The poster for “Harry Potter and the Deathly Hallows: Part 2” doesn't say the name of the film anywhere on it. In its place in large capital letters are the words: IT ALL ENDS. A bit over dramatic, but not for a Harry Potter fan. For a generation, this is the end of not just a movie franchise, but their childhood.
Author J.K. Rowling's seven-book fantasy series of a wizardry academy and the title character's coming of age and battle with the evil Lord Voldemort began back in 1997 and concluded 10 years later. The film series began in 2001 and now 10 years, eight films, four directors and two screenwriters later we have reached the conclusion.

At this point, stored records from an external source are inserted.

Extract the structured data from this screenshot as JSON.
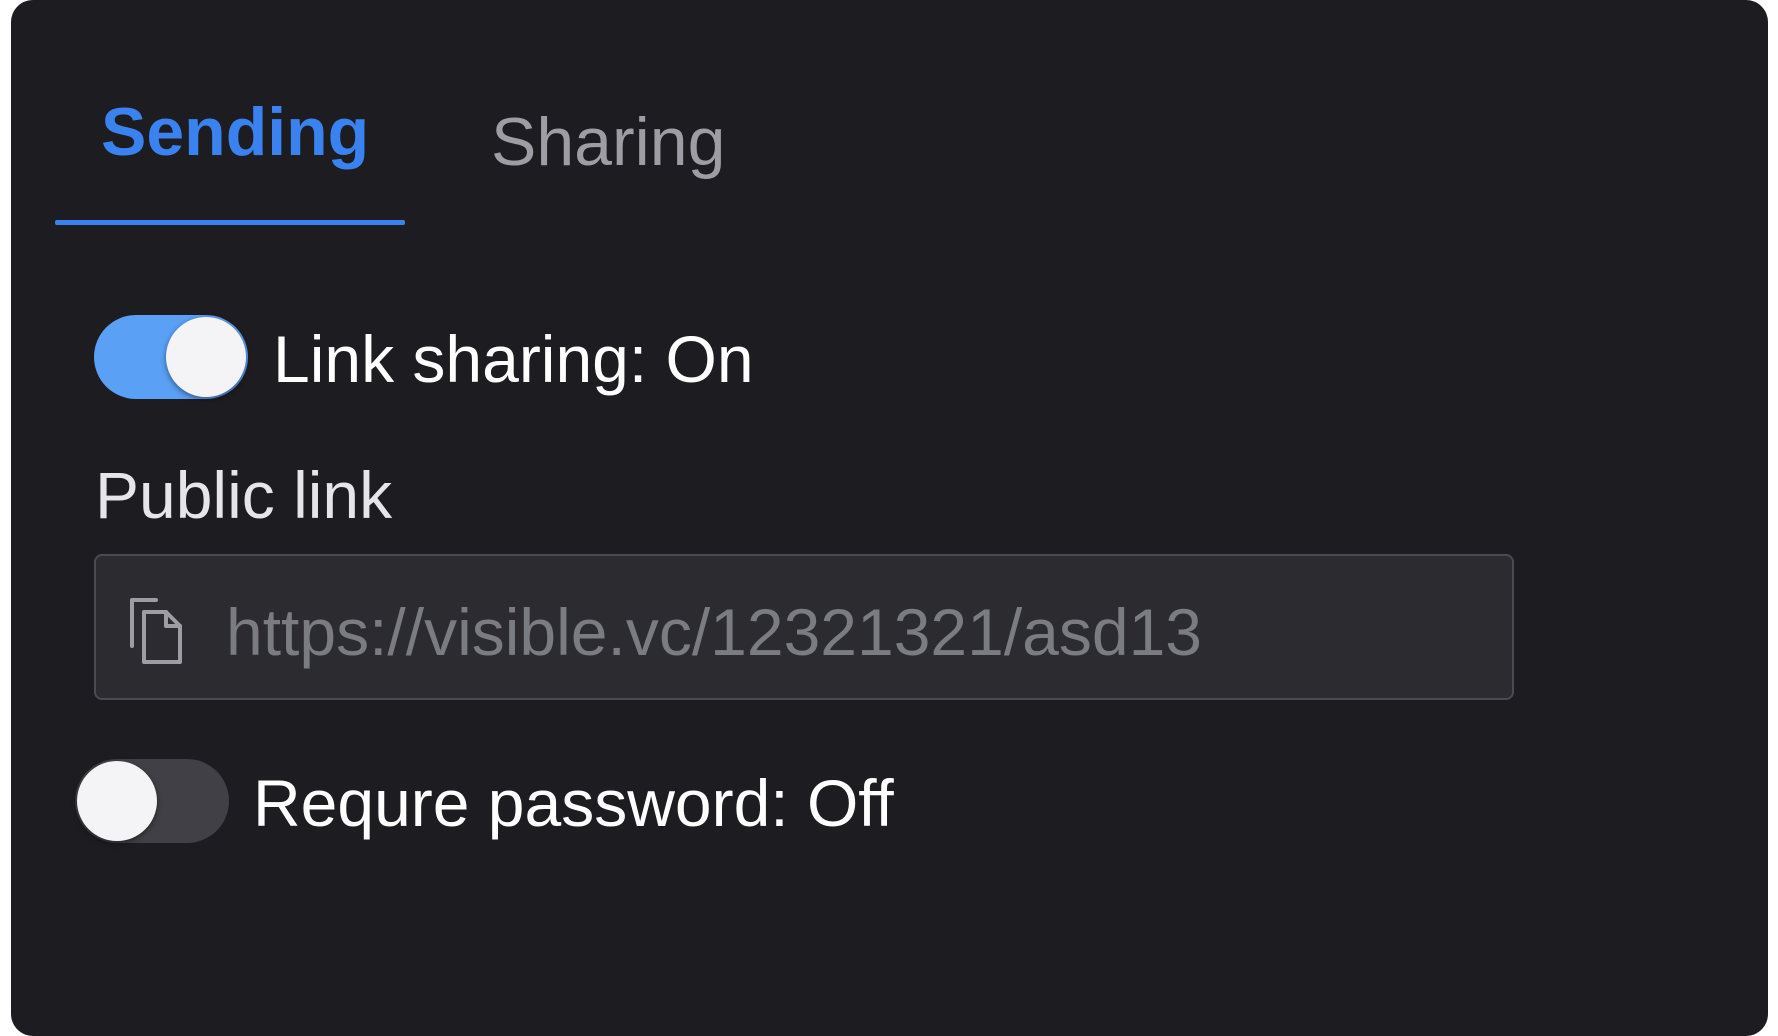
{
  "tabs": [
    {
      "label": "Sending",
      "active": true
    },
    {
      "label": "Sharing",
      "active": false
    }
  ],
  "link_sharing": {
    "label": "Link sharing: On",
    "enabled": true
  },
  "public_link": {
    "label": "Public link",
    "value": "https://visible.vc/12321321/asd13",
    "icon": "copy-icon"
  },
  "require_password": {
    "label": "Requre password: Off",
    "enabled": false
  },
  "colors": {
    "accent": "#3a82f0",
    "toggle_on": "#5aa0f5",
    "panel_background": "#1d1d21"
  }
}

Just as with the book series, a complex interlocking story and a completely realized world, the films are an impressive achievement. This is a franchise that never dips blow a certain quality level. The films range from simply good to excellent.
At this point, if you are not on board the train to Hogwarts Academy, which takes a beating this time around, this film isn't going to change anything. In fact, if a friend or family member were to drag a newbie to see this film it would be incomprehensible and not because it is the second part of a two-part film, but because it is the culmination of everything that came before it.
A lot happens in the film and getting too much into plot will lead to spoilers, which shall be avoided for those, who, like me, haven't read the books. All you need to know about the plot is Harry (Daniel Radcliffe) finally faces off with Voldemort (a truly creepy Ralph Fiennes).
Although Harry's loyal friends Ron (Rupert Grint) and Hermione (Emma Watson) stand by him, he must make the final confrontation alone. Harry also gets help from Neville Longbottom (Matthew Lewis), an awkward classmate, who in this final chapter becomes a heroic leader. Watching Neville get his due is one of the joys of this film.
It is amazing that all the principal child actors were never replaced and they've grown into fine adult actors able to hold their own with a cast of some of the best British actors alive. Of the massive cast, all of which is splendid, if you had to spotlight someone it is Alan Rickman's Severus Snape. His pregnant pauses and ambiguous intentions remain intact, but now we finally get to see Snape as he truly is. Rickman plays it beautifully.
Director David Yates returns for his fourth film. It was wise to have the last four films be handled by one filmmaker since, unlike the previous four which were more episodic, the final three books were more like a trilogy.
Yates is a skillful filmmaker who has had to bring the darker half of the series to the screen. Each progressive film has drained more of the color from the brightly colored universe director Chris Columbus first introduced in “Harry Potter and the Sorcerer’s Stone.”
The first half of “Deathly Hallows” was slow, pensive and introspective and did a fine job of putting into motion everything that unfolds in “Part 2,” which is at times relentlessly intense. This is no longer merely kid stuff. The film earns its PG-13 rating.
Yates does a good job keeping this final film tightly paced. This is an exciting, fast-moving film — sometimes too much so. There is a climatic battle at Hogwarts and the death of several characters are quickly glossed over.
Dealing with the death of characters seems to be one of Yates limitation as a filmmaker. In all the films he has directed, major characters die and it always feels anti-climatic and lacks the emotional payoff they deserve. That being said, there is a character killed in “Deathly Hallows: Part 2” that is addressed perfectly and in a way that is deeply saddening.
Steve Kloves, who has adapted all but one of the books, returns to cross the finish line. Throughout the series he has done a good job of distilling books that continued to increase in length. Yes, things were cut and things were altered, but the essence always remained intact.
The producers on the film wisely decided, after the first couple films, to not slavishly follow the books and to make the films their own thing. The films remain faithful to Rowling's vision while also being able to have their own take on the world, which is the sign of a good adaptation.
Clearly, Potter isn't for everyone, but for the loyal fans this is a fitting end to one of the most beloved characters in both modern film and literature.